Below is a set of records. Repeat them verbatim without the pictures.
________________
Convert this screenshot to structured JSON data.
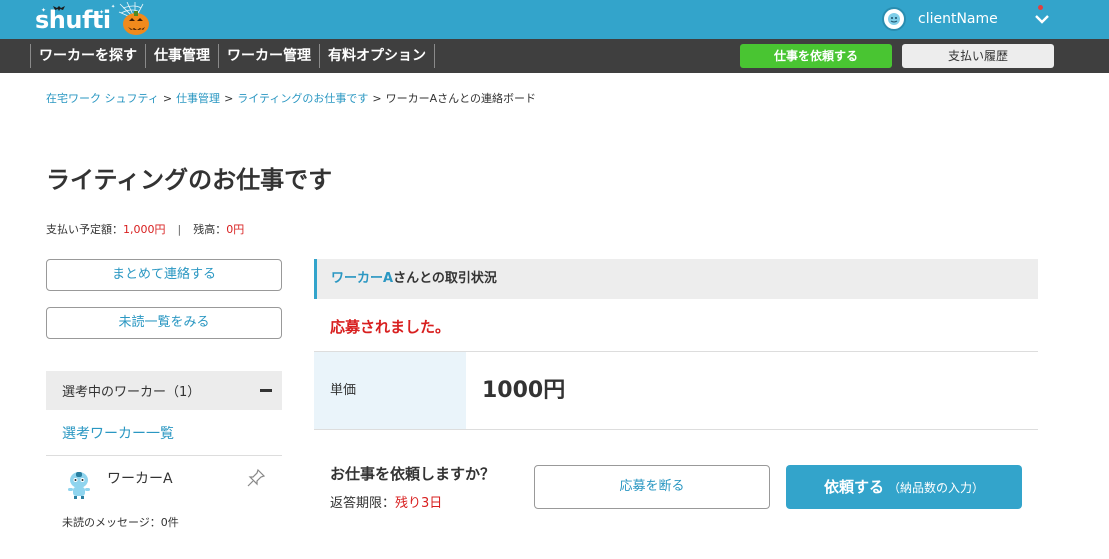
{
  "header": {
    "logo_text": "shufti",
    "user_name": "clientName",
    "accent_color": "#33a4cb"
  },
  "nav": {
    "items": [
      "ワーカーを探す",
      "仕事管理",
      "ワーカー管理",
      "有料オプション"
    ],
    "request_button": "仕事を依頼する",
    "history_button": "支払い履歴"
  },
  "breadcrumb": {
    "items": [
      "在宅ワーク シュフティ",
      "仕事管理",
      "ライティングのお仕事です"
    ],
    "current": "ワーカーAさんとの連絡ボード",
    "separator": ">"
  },
  "page": {
    "title": "ライティングのお仕事です",
    "payment_label": "支払い予定額：",
    "payment_value": "1,000円",
    "payment_divider": "|",
    "balance_label": "残高：",
    "balance_value": "0円"
  },
  "sidebar": {
    "bulk_contact_button": "まとめて連絡する",
    "unread_list_button": "未読一覧をみる",
    "selecting_header": "選考中のワーカー（1）",
    "worker_list_link": "選考ワーカー一覧",
    "worker_name": "ワーカーA",
    "unread_messages": "未読のメッセージ：0件"
  },
  "status": {
    "worker_name": "ワーカーA",
    "header_suffix": "さんとの取引状況",
    "message": "応募されました。",
    "price_label": "単価",
    "price_value": "1000円"
  },
  "action": {
    "question": "お仕事を依頼しますか？",
    "deadline_label": "返答期限：",
    "deadline_value": "残り3日",
    "decline_button": "応募を断る",
    "order_button_main": "依頼する",
    "order_button_sub": "（納品数の入力）"
  }
}
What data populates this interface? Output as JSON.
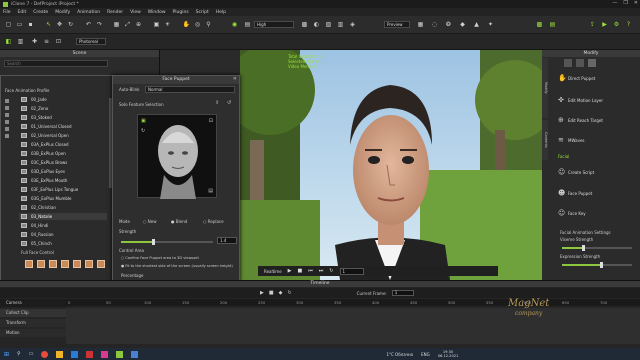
{
  "app": {
    "title": "iClone 7 - DefProject iProject *",
    "window_controls": [
      "—",
      "❐",
      "✕"
    ]
  },
  "menu": [
    "File",
    "Edit",
    "Create",
    "Modify",
    "Animation",
    "Render",
    "View",
    "Window",
    "Plugins",
    "Script",
    "Help"
  ],
  "toolbar": {
    "quality": "High",
    "preview": "Preview",
    "projection": "Photoreal"
  },
  "scene_panel": {
    "title": "Scene",
    "search_placeholder": "Search"
  },
  "face_puppet": {
    "title": "Face Puppet",
    "list_header": "Face Animation Profile",
    "auto_blink_label": "Auto-Blink",
    "auto_blink_value": "Normal",
    "solo_label": "Solo Feature Selection",
    "profiles": [
      "00_Jade",
      "02_Zeno",
      "03_Stoked",
      "01_Universal Closed",
      "02_Universal Open",
      "03A_ExPlus Closed",
      "03B_ExPlus Open",
      "03C_ExPlus Brows",
      "03D_ExPlus Eyes",
      "03E_ExPlus Mouth",
      "03F_ExPlus Lips Tongue",
      "03G_ExPlus Mumble",
      "02_Christian",
      "03_Natalie",
      "04_Hindi",
      "04_Russian",
      "05_Chinch"
    ],
    "selected_index": 13,
    "mode_label": "Mode",
    "mode_options": [
      "New",
      "Blend",
      "Replace"
    ],
    "mode_selected": "Blend",
    "strength_label": "Strength",
    "strength_value": "1.4",
    "strength_fraction": 0.35,
    "control_area_label": "Control Area",
    "control_options": [
      "Confine Face Puppet area to 3D viewport",
      "Fit to the shortest side of the screen (usually screen height)"
    ],
    "percentage_label": "Percentage",
    "percentage_value": "40",
    "percentage_fraction": 0.4,
    "full_face_label": "Full Face Control",
    "preview_label": "Preview",
    "record_label": "Record"
  },
  "viewport": {
    "overlay_lines": [
      "Total Selected: 1",
      "Selected Items: 1",
      "Video Memory"
    ],
    "realtime_label": "Realtime",
    "frame_value": "1"
  },
  "modify_panel": {
    "title": "Modify",
    "side_tabs": [
      "Modify",
      "Contents"
    ],
    "buttons": [
      "Direct Puppet",
      "Edit Motion Layer",
      "Edit Reach Target",
      "MWaves"
    ],
    "facial_label": "Facial",
    "facial_buttons": [
      "Create Script",
      "Face Puppet",
      "Face Key"
    ],
    "settings_label": "Facial Animation Settings",
    "viseme_label": "Viseme Strength",
    "viseme_fraction": 0.3,
    "expression_label": "Expression Strength",
    "expression_fraction": 0.55
  },
  "timeline": {
    "title": "Timeline",
    "current_frame_label": "Current Frame:",
    "current_frame": "1",
    "tracks": [
      "Camera",
      "Collect Clip",
      "Transform",
      "Motion"
    ],
    "ruler": [
      "0",
      "50",
      "100",
      "150",
      "200",
      "250",
      "300",
      "350",
      "400",
      "450",
      "500",
      "550",
      "600",
      "650",
      "700"
    ]
  },
  "watermark": {
    "line1": "MagNet",
    "line2": "company"
  },
  "taskbar": {
    "weather": "1°C Облачно",
    "lang": "ENG",
    "time": "19:30",
    "date": "06.12.2021"
  },
  "colors": {
    "accent": "#8dc63f",
    "record": "#d32020",
    "panel": "#2b2b2b",
    "header": "#3a3a3a"
  }
}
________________
→ **Reply to the task**:
Convert this screenshot to structured JSON data.
{
  "header": {
    "logo_text": "shufti",
    "user_name": "clientName",
    "accent_color": "#33a4cb"
  },
  "nav": {
    "items": [
      "ワーカーを探す",
      "仕事管理",
      "ワーカー管理",
      "有料オプション"
    ],
    "request_button": "仕事を依頼する",
    "history_button": "支払い履歴"
  },
  "breadcrumb": {
    "items": [
      "在宅ワーク シュフティ",
      "仕事管理",
      "ライティングのお仕事です"
    ],
    "current": "ワーカーAさんとの連絡ボード",
    "separator": ">"
  },
  "page": {
    "title": "ライティングのお仕事です",
    "payment_label": "支払い予定額：",
    "payment_value": "1,000円",
    "payment_divider": "|",
    "balance_label": "残高：",
    "balance_value": "0円"
  },
  "sidebar": {
    "bulk_contact_button": "まとめて連絡する",
    "unread_list_button": "未読一覧をみる",
    "selecting_header": "選考中のワーカー（1）",
    "worker_list_link": "選考ワーカー一覧",
    "worker_name": "ワーカーA",
    "unread_messages": "未読のメッセージ：0件"
  },
  "status": {
    "worker_name": "ワーカーA",
    "header_suffix": "さんとの取引状況",
    "message": "応募されました。",
    "price_label": "単価",
    "price_value": "1000円"
  },
  "action": {
    "question": "お仕事を依頼しますか？",
    "deadline_label": "返答期限：",
    "deadline_value": "残り3日",
    "decline_button": "応募を断る",
    "order_button_main": "依頼する",
    "order_button_sub": "（納品数の入力）"
  }
}
What data populates this interface? Output as JSON.
{
  "app": {
    "title": "iClone 7 - DefProject iProject *",
    "window_controls": [
      "—",
      "❐",
      "✕"
    ]
  },
  "menu": [
    "File",
    "Edit",
    "Create",
    "Modify",
    "Animation",
    "Render",
    "View",
    "Window",
    "Plugins",
    "Script",
    "Help"
  ],
  "toolbar": {
    "quality": "High",
    "preview": "Preview",
    "projection": "Photoreal"
  },
  "scene_panel": {
    "title": "Scene",
    "search_placeholder": "Search"
  },
  "face_puppet": {
    "title": "Face Puppet",
    "list_header": "Face Animation Profile",
    "auto_blink_label": "Auto-Blink",
    "auto_blink_value": "Normal",
    "solo_label": "Solo Feature Selection",
    "profiles": [
      "00_Jade",
      "02_Zeno",
      "03_Stoked",
      "01_Universal Closed",
      "02_Universal Open",
      "03A_ExPlus Closed",
      "03B_ExPlus Open",
      "03C_ExPlus Brows",
      "03D_ExPlus Eyes",
      "03E_ExPlus Mouth",
      "03F_ExPlus Lips Tongue",
      "03G_ExPlus Mumble",
      "02_Christian",
      "03_Natalie",
      "04_Hindi",
      "04_Russian",
      "05_Chinch"
    ],
    "selected_index": 13,
    "mode_label": "Mode",
    "mode_options": [
      "New",
      "Blend",
      "Replace"
    ],
    "mode_selected": "Blend",
    "strength_label": "Strength",
    "strength_value": "1.4",
    "strength_fraction": 0.35,
    "control_area_label": "Control Area",
    "control_options": [
      "Confine Face Puppet area to 3D viewport",
      "Fit to the shortest side of the screen (usually screen height)"
    ],
    "percentage_label": "Percentage",
    "percentage_value": "40",
    "percentage_fraction": 0.4,
    "full_face_label": "Full Face Control",
    "preview_label": "Preview",
    "record_label": "Record"
  },
  "viewport": {
    "overlay_lines": [
      "Total Selected: 1",
      "Selected Items: 1",
      "Video Memory"
    ],
    "realtime_label": "Realtime",
    "frame_value": "1"
  },
  "modify_panel": {
    "title": "Modify",
    "side_tabs": [
      "Modify",
      "Contents"
    ],
    "buttons": [
      "Direct Puppet",
      "Edit Motion Layer",
      "Edit Reach Target",
      "MWaves"
    ],
    "facial_label": "Facial",
    "facial_buttons": [
      "Create Script",
      "Face Puppet",
      "Face Key"
    ],
    "settings_label": "Facial Animation Settings",
    "viseme_label": "Viseme Strength",
    "viseme_fraction": 0.3,
    "expression_label": "Expression Strength",
    "expression_fraction": 0.55
  },
  "timeline": {
    "title": "Timeline",
    "current_frame_label": "Current Frame:",
    "current_frame": "1",
    "tracks": [
      "Camera",
      "Collect Clip",
      "Transform",
      "Motion"
    ],
    "ruler": [
      "0",
      "50",
      "100",
      "150",
      "200",
      "250",
      "300",
      "350",
      "400",
      "450",
      "500",
      "550",
      "600",
      "650",
      "700"
    ]
  },
  "watermark": {
    "line1": "MagNet",
    "line2": "company"
  },
  "taskbar": {
    "weather": "1°C Облачно",
    "lang": "ENG",
    "time": "19:30",
    "date": "06.12.2021"
  },
  "colors": {
    "accent": "#8dc63f",
    "record": "#d32020",
    "panel": "#2b2b2b",
    "header": "#3a3a3a"
  }
}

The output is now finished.